__Supplied records__:
:::::

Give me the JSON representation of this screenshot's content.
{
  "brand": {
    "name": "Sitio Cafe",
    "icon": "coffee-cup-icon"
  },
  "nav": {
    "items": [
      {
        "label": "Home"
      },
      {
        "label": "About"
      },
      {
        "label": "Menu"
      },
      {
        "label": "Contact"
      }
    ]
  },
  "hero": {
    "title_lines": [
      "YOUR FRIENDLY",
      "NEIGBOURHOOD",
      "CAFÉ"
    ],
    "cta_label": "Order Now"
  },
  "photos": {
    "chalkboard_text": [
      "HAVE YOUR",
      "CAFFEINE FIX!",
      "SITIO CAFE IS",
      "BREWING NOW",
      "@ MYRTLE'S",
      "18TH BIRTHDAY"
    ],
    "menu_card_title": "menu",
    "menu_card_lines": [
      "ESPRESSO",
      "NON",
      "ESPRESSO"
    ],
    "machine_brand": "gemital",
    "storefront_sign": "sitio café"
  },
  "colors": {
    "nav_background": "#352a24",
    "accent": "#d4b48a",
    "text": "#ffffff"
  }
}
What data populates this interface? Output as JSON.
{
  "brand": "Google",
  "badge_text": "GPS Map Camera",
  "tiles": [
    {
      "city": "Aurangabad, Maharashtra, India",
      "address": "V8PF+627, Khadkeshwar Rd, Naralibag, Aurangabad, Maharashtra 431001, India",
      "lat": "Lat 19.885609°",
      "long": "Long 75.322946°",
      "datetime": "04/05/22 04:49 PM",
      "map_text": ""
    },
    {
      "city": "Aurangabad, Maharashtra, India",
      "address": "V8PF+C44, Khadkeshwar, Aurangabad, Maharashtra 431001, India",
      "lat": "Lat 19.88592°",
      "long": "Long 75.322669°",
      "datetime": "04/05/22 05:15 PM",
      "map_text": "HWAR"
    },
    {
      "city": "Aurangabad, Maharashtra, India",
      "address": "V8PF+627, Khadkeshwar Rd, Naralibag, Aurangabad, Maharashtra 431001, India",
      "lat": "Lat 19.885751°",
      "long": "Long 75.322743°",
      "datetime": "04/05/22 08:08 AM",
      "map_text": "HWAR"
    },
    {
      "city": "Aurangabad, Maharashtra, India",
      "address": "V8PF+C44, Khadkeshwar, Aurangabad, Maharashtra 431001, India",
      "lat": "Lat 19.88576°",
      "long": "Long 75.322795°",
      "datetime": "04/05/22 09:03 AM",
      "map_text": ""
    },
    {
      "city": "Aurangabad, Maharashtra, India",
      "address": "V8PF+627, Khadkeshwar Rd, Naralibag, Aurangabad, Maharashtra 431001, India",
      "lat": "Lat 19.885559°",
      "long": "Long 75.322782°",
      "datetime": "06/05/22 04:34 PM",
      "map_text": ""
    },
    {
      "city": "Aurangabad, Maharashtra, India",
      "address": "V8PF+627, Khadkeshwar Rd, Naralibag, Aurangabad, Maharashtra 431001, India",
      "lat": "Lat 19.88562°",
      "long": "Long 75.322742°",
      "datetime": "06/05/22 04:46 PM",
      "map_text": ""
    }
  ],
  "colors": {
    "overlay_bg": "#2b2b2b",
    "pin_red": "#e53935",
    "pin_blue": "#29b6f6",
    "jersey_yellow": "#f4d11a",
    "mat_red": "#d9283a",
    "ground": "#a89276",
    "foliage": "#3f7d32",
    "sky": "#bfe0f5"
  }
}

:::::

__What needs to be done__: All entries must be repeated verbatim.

__Result__:
Give me the JSON representation of this screenshot's content.
{
  "brand": {
    "name": "Sitio Cafe",
    "icon": "coffee-cup-icon"
  },
  "nav": {
    "items": [
      {
        "label": "Home"
      },
      {
        "label": "About"
      },
      {
        "label": "Menu"
      },
      {
        "label": "Contact"
      }
    ]
  },
  "hero": {
    "title_lines": [
      "YOUR FRIENDLY",
      "NEIGBOURHOOD",
      "CAFÉ"
    ],
    "cta_label": "Order Now"
  },
  "photos": {
    "chalkboard_text": [
      "HAVE YOUR",
      "CAFFEINE FIX!",
      "SITIO CAFE IS",
      "BREWING NOW",
      "@ MYRTLE'S",
      "18TH BIRTHDAY"
    ],
    "menu_card_title": "menu",
    "menu_card_lines": [
      "ESPRESSO",
      "NON",
      "ESPRESSO"
    ],
    "machine_brand": "gemital",
    "storefront_sign": "sitio café"
  },
  "colors": {
    "nav_background": "#352a24",
    "accent": "#d4b48a",
    "text": "#ffffff"
  }
}
What data populates this interface? Output as JSON.
{
  "brand": "Google",
  "badge_text": "GPS Map Camera",
  "tiles": [
    {
      "city": "Aurangabad, Maharashtra, India",
      "address": "V8PF+627, Khadkeshwar Rd, Naralibag, Aurangabad, Maharashtra 431001, India",
      "lat": "Lat 19.885609°",
      "long": "Long 75.322946°",
      "datetime": "04/05/22 04:49 PM",
      "map_text": ""
    },
    {
      "city": "Aurangabad, Maharashtra, India",
      "address": "V8PF+C44, Khadkeshwar, Aurangabad, Maharashtra 431001, India",
      "lat": "Lat 19.88592°",
      "long": "Long 75.322669°",
      "datetime": "04/05/22 05:15 PM",
      "map_text": "HWAR"
    },
    {
      "city": "Aurangabad, Maharashtra, India",
      "address": "V8PF+627, Khadkeshwar Rd, Naralibag, Aurangabad, Maharashtra 431001, India",
      "lat": "Lat 19.885751°",
      "long": "Long 75.322743°",
      "datetime": "04/05/22 08:08 AM",
      "map_text": "HWAR"
    },
    {
      "city": "Aurangabad, Maharashtra, India",
      "address": "V8PF+C44, Khadkeshwar, Aurangabad, Maharashtra 431001, India",
      "lat": "Lat 19.88576°",
      "long": "Long 75.322795°",
      "datetime": "04/05/22 09:03 AM",
      "map_text": ""
    },
    {
      "city": "Aurangabad, Maharashtra, India",
      "address": "V8PF+627, Khadkeshwar Rd, Naralibag, Aurangabad, Maharashtra 431001, India",
      "lat": "Lat 19.885559°",
      "long": "Long 75.322782°",
      "datetime": "06/05/22 04:34 PM",
      "map_text": ""
    },
    {
      "city": "Aurangabad, Maharashtra, India",
      "address": "V8PF+627, Khadkeshwar Rd, Naralibag, Aurangabad, Maharashtra 431001, India",
      "lat": "Lat 19.88562°",
      "long": "Long 75.322742°",
      "datetime": "06/05/22 04:46 PM",
      "map_text": ""
    }
  ],
  "colors": {
    "overlay_bg": "#2b2b2b",
    "pin_red": "#e53935",
    "pin_blue": "#29b6f6",
    "jersey_yellow": "#f4d11a",
    "mat_red": "#d9283a",
    "ground": "#a89276",
    "foliage": "#3f7d32",
    "sky": "#bfe0f5"
  }
}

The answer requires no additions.